→ EXERCISE DESCRIPTION
Every entry below needs to be repeated exactly.

→ DATA FOR THIS EXERCISE
"""

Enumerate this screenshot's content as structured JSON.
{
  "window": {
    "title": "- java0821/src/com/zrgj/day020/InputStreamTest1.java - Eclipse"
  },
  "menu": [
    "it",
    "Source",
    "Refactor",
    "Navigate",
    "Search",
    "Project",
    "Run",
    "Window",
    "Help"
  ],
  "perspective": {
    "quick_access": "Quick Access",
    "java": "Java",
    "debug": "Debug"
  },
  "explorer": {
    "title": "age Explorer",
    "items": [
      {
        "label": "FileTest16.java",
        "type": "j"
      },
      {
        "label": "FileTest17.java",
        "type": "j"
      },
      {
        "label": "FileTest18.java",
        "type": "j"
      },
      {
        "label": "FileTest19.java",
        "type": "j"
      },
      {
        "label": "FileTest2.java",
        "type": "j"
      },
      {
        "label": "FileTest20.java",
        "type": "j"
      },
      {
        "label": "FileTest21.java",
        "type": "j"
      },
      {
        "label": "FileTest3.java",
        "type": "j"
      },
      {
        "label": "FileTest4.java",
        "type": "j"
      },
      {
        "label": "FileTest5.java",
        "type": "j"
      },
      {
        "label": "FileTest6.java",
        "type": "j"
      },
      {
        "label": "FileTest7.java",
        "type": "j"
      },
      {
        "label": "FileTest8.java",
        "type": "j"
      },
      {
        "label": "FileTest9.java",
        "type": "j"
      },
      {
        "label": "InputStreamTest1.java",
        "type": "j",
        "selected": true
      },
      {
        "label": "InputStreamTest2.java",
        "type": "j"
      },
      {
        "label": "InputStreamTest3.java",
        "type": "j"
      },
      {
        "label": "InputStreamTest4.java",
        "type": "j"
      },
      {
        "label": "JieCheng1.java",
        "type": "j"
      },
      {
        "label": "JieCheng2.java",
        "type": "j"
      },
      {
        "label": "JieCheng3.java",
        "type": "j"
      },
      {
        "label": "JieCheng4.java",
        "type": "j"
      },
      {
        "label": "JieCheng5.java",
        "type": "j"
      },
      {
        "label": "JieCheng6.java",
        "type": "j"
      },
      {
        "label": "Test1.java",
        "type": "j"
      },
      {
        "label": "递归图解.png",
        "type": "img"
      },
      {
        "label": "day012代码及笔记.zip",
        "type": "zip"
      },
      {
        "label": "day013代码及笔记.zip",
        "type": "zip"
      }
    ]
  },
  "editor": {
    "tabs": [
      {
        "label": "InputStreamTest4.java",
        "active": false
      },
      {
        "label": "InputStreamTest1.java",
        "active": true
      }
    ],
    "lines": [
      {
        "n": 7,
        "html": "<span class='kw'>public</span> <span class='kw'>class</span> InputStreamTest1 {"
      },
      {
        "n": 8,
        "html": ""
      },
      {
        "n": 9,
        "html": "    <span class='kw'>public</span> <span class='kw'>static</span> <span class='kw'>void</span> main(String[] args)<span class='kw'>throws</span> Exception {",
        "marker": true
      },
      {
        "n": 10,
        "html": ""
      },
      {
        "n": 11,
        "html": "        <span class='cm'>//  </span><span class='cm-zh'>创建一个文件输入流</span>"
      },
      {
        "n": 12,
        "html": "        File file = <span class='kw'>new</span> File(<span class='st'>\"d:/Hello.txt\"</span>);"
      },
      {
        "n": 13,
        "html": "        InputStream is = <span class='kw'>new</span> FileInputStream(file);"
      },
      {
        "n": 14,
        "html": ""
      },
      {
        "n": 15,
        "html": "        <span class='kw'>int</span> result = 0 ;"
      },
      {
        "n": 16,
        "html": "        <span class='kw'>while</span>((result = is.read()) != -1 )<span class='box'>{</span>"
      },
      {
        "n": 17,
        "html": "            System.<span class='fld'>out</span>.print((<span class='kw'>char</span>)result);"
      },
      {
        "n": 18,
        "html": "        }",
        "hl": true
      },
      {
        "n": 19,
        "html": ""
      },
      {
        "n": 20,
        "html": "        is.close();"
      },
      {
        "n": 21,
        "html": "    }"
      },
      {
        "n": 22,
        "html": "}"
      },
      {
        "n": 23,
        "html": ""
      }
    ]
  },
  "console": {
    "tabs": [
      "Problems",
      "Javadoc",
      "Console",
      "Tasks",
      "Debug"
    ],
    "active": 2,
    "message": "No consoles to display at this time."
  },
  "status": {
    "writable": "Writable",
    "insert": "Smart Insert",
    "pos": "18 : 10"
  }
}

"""

→ RESULT BELOW
Enumerate this screenshot's content as structured JSON.
{
  "window": {
    "title": "- java0821/src/com/zrgj/day020/InputStreamTest1.java - Eclipse"
  },
  "menu": [
    "it",
    "Source",
    "Refactor",
    "Navigate",
    "Search",
    "Project",
    "Run",
    "Window",
    "Help"
  ],
  "perspective": {
    "quick_access": "Quick Access",
    "java": "Java",
    "debug": "Debug"
  },
  "explorer": {
    "title": "age Explorer",
    "items": [
      {
        "label": "FileTest16.java",
        "type": "j"
      },
      {
        "label": "FileTest17.java",
        "type": "j"
      },
      {
        "label": "FileTest18.java",
        "type": "j"
      },
      {
        "label": "FileTest19.java",
        "type": "j"
      },
      {
        "label": "FileTest2.java",
        "type": "j"
      },
      {
        "label": "FileTest20.java",
        "type": "j"
      },
      {
        "label": "FileTest21.java",
        "type": "j"
      },
      {
        "label": "FileTest3.java",
        "type": "j"
      },
      {
        "label": "FileTest4.java",
        "type": "j"
      },
      {
        "label": "FileTest5.java",
        "type": "j"
      },
      {
        "label": "FileTest6.java",
        "type": "j"
      },
      {
        "label": "FileTest7.java",
        "type": "j"
      },
      {
        "label": "FileTest8.java",
        "type": "j"
      },
      {
        "label": "FileTest9.java",
        "type": "j"
      },
      {
        "label": "InputStreamTest1.java",
        "type": "j",
        "selected": true
      },
      {
        "label": "InputStreamTest2.java",
        "type": "j"
      },
      {
        "label": "InputStreamTest3.java",
        "type": "j"
      },
      {
        "label": "InputStreamTest4.java",
        "type": "j"
      },
      {
        "label": "JieCheng1.java",
        "type": "j"
      },
      {
        "label": "JieCheng2.java",
        "type": "j"
      },
      {
        "label": "JieCheng3.java",
        "type": "j"
      },
      {
        "label": "JieCheng4.java",
        "type": "j"
      },
      {
        "label": "JieCheng5.java",
        "type": "j"
      },
      {
        "label": "JieCheng6.java",
        "type": "j"
      },
      {
        "label": "Test1.java",
        "type": "j"
      },
      {
        "label": "递归图解.png",
        "type": "img"
      },
      {
        "label": "day012代码及笔记.zip",
        "type": "zip"
      },
      {
        "label": "day013代码及笔记.zip",
        "type": "zip"
      }
    ]
  },
  "editor": {
    "tabs": [
      {
        "label": "InputStreamTest4.java",
        "active": false
      },
      {
        "label": "InputStreamTest1.java",
        "active": true
      }
    ],
    "lines": [
      {
        "n": 7,
        "html": "<span class='kw'>public</span> <span class='kw'>class</span> InputStreamTest1 {"
      },
      {
        "n": 8,
        "html": ""
      },
      {
        "n": 9,
        "html": "    <span class='kw'>public</span> <span class='kw'>static</span> <span class='kw'>void</span> main(String[] args)<span class='kw'>throws</span> Exception {",
        "marker": true
      },
      {
        "n": 10,
        "html": ""
      },
      {
        "n": 11,
        "html": "        <span class='cm'>//  </span><span class='cm-zh'>创建一个文件输入流</span>"
      },
      {
        "n": 12,
        "html": "        File file = <span class='kw'>new</span> File(<span class='st'>\"d:/Hello.txt\"</span>);"
      },
      {
        "n": 13,
        "html": "        InputStream is = <span class='kw'>new</span> FileInputStream(file);"
      },
      {
        "n": 14,
        "html": ""
      },
      {
        "n": 15,
        "html": "        <span class='kw'>int</span> result = 0 ;"
      },
      {
        "n": 16,
        "html": "        <span class='kw'>while</span>((result = is.read()) != -1 )<span class='box'>{</span>"
      },
      {
        "n": 17,
        "html": "            System.<span class='fld'>out</span>.print((<span class='kw'>char</span>)result);"
      },
      {
        "n": 18,
        "html": "        }",
        "hl": true
      },
      {
        "n": 19,
        "html": ""
      },
      {
        "n": 20,
        "html": "        is.close();"
      },
      {
        "n": 21,
        "html": "    }"
      },
      {
        "n": 22,
        "html": "}"
      },
      {
        "n": 23,
        "html": ""
      }
    ]
  },
  "console": {
    "tabs": [
      "Problems",
      "Javadoc",
      "Console",
      "Tasks",
      "Debug"
    ],
    "active": 2,
    "message": "No consoles to display at this time."
  },
  "status": {
    "writable": "Writable",
    "insert": "Smart Insert",
    "pos": "18 : 10"
  }
}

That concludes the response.